haikuginger wrote:First off, let's address the question in general. If you cancel a card, it will affect your utilization ratio in that a certain amount credit is no longer available. However, it will not immediately affect your AAoA; it will remain on your credit report as a closed account for seven years. After that point, it will drop off and may affect your AAoA, but at that point, you've had seven more years to build history, and the impact should be relatively minimal.
Now, in the specificity. American Express backdates all of your cards with them on your credit report to the year in which you were first a cardholder. Any AmEx cards you hold now or in the future will show their starting year as the year in which you got that Green card. This includes no-annual-fee cards, like the BCE. So, if the Green no longer serves your purpose, you can cancel it and get a BCE- it should backdate to that year automatically. So, in the short term, you'll actually have a longer AAoA, since your new BCE will appear to be as old as the now-closed Green card. That bump, however, will still go away once the Green card drops off your report, but you'll still be at least as well-off, credit-wise, as if you had just kept the Green card all that time.

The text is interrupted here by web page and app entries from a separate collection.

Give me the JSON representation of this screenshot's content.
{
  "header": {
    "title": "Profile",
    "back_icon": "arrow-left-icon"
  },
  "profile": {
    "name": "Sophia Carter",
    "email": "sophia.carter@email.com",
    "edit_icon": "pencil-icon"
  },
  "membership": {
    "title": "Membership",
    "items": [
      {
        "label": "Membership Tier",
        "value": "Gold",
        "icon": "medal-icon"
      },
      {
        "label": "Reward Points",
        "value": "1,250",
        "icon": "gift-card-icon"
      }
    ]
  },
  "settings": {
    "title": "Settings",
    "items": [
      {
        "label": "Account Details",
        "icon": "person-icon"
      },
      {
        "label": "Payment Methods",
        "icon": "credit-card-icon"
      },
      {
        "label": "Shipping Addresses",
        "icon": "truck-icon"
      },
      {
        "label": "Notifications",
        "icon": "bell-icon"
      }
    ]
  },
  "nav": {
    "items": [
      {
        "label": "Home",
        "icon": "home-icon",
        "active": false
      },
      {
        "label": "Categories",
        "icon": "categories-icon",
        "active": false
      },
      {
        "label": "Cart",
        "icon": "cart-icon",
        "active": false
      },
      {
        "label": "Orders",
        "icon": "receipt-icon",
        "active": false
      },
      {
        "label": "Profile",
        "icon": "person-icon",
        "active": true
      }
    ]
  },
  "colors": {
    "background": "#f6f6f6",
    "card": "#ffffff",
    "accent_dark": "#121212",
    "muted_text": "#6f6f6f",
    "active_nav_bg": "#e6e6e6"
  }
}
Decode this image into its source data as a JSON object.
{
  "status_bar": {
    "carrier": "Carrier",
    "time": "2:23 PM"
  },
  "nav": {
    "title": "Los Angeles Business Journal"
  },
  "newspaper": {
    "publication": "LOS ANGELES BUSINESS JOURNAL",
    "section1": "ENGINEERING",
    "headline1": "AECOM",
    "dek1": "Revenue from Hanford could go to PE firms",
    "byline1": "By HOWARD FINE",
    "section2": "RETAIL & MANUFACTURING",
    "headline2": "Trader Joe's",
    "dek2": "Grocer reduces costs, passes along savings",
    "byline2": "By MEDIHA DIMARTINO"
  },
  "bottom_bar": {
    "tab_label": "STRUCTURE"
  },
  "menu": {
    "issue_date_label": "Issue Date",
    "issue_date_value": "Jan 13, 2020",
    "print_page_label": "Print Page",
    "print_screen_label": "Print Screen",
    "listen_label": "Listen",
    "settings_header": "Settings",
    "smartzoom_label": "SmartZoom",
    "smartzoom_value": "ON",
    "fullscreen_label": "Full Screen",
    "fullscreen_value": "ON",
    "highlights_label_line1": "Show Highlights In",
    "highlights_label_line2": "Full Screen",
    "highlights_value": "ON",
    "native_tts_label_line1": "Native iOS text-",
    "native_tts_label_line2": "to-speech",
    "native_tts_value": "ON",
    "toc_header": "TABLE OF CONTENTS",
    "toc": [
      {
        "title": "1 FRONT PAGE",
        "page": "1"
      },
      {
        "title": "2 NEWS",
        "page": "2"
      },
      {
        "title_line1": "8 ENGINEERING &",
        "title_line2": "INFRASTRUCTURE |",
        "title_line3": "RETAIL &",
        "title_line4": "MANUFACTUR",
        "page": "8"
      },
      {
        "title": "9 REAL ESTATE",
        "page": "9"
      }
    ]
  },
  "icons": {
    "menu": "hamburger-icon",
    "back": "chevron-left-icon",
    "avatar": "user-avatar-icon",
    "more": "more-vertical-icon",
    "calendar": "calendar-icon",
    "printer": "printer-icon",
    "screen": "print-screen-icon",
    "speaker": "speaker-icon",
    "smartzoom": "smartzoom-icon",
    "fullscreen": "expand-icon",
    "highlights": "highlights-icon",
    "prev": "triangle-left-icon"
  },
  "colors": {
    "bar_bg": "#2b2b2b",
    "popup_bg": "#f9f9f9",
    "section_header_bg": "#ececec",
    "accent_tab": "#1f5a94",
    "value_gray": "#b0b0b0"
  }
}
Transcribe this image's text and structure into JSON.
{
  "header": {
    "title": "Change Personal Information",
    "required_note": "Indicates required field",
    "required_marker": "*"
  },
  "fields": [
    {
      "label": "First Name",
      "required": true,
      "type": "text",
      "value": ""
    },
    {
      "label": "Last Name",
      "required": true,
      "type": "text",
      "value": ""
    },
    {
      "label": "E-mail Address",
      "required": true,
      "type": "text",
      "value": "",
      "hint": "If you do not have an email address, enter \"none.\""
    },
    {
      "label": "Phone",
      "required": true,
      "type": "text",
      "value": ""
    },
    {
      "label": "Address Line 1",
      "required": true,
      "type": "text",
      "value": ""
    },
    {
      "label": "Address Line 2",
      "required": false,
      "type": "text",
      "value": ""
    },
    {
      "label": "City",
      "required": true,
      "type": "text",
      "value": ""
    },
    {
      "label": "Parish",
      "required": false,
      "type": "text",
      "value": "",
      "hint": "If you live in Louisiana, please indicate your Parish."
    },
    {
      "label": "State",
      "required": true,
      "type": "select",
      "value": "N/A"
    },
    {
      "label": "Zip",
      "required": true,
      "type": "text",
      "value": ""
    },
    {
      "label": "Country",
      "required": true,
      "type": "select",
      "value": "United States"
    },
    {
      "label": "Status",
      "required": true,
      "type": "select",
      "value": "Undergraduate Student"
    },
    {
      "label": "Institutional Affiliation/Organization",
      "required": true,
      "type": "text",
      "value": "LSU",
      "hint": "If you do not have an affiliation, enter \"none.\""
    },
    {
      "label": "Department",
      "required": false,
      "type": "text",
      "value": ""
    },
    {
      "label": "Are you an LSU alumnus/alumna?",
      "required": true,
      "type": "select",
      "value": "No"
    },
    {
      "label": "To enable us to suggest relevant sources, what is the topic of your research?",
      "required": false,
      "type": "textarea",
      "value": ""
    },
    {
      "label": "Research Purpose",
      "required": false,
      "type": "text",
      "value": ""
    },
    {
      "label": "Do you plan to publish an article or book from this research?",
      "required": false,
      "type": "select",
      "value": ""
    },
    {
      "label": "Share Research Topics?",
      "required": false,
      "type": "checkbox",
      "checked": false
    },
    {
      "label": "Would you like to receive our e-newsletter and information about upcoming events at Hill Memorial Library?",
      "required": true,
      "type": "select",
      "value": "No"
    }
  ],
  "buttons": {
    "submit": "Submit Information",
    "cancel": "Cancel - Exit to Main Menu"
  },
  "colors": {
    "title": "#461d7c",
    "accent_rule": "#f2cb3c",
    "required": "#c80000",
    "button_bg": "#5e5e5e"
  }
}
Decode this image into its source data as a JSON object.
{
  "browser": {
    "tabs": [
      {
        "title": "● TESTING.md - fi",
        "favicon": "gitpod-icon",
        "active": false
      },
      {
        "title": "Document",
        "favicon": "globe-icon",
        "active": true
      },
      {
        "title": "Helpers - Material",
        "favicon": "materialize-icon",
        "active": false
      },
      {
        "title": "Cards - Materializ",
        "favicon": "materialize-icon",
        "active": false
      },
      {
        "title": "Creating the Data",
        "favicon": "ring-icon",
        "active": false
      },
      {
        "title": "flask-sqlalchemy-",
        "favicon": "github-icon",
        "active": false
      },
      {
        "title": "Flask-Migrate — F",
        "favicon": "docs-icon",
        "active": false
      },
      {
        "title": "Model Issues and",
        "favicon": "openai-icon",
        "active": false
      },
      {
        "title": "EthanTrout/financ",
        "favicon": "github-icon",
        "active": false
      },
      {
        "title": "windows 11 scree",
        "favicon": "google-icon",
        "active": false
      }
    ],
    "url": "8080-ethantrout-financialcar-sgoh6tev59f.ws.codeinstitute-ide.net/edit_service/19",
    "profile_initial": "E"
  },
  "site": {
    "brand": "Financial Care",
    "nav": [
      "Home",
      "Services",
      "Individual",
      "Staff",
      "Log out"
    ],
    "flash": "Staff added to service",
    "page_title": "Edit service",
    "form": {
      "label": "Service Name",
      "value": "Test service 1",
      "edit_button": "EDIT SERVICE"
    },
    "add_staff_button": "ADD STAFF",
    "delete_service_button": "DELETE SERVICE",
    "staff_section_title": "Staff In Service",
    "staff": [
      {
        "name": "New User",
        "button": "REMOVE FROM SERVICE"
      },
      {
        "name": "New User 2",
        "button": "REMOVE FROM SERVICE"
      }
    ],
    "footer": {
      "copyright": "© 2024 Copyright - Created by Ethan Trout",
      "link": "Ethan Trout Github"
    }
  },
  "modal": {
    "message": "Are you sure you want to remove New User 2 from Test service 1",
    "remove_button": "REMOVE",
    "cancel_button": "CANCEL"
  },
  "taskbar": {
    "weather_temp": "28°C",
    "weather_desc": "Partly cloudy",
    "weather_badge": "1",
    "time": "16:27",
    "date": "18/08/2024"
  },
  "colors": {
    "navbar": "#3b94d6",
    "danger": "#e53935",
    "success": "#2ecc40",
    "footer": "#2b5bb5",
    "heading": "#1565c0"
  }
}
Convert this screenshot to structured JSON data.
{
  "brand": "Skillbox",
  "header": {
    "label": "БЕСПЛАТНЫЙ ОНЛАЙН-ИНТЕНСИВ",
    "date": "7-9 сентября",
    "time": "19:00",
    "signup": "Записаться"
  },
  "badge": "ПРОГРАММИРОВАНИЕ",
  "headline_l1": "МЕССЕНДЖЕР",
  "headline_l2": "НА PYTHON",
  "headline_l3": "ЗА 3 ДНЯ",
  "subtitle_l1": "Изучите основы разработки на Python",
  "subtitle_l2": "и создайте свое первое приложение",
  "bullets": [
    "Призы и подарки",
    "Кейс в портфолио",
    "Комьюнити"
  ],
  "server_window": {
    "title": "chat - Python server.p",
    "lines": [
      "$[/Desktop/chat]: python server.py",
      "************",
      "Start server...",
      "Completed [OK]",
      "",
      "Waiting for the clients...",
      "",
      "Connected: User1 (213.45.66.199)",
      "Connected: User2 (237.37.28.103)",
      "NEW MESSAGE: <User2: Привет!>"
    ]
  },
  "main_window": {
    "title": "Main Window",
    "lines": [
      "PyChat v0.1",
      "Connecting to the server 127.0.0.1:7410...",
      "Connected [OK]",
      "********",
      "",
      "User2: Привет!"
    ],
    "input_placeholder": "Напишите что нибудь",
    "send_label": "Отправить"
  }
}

A couple things.
1. The closed account stays on record for 10, so I typically say that if your card is less than 10 years old, you won't be any worse off than today when the card is dropped off the report assuming everything else stays the same. If there is any big drop, it's not likely because this account was dropped from the report.
2. There's a couple different lines of thought when it comes to charge cards. Some people believe Amex does affect utilization ratio, and that Amex will report your highest balance over the last 18 months as your unofficial CL to determine utilization. Other's believe Amex charge cards do not affect utilization at all, and as long as you pay on time, it should not affect your score, at least in a bad way.
For #2, which model should you trust? This is where it typically gets a bit more confusing. FICO has different scoring models (e.g. 98, 04, 08). Charge card utilization is not a factor in the newest scoring model, the FICO 8. However, in the older versions, the highest balance does get reported as the scoring model. I think the 3 bureaus keep track of all the scores, and lenders determine which score to look at. However, that is the extent of my knowledge...
Anyways, I know this is sorta beyond what the OP wanted, but I figure I'd share the little tidbit about how charge cards affect FICO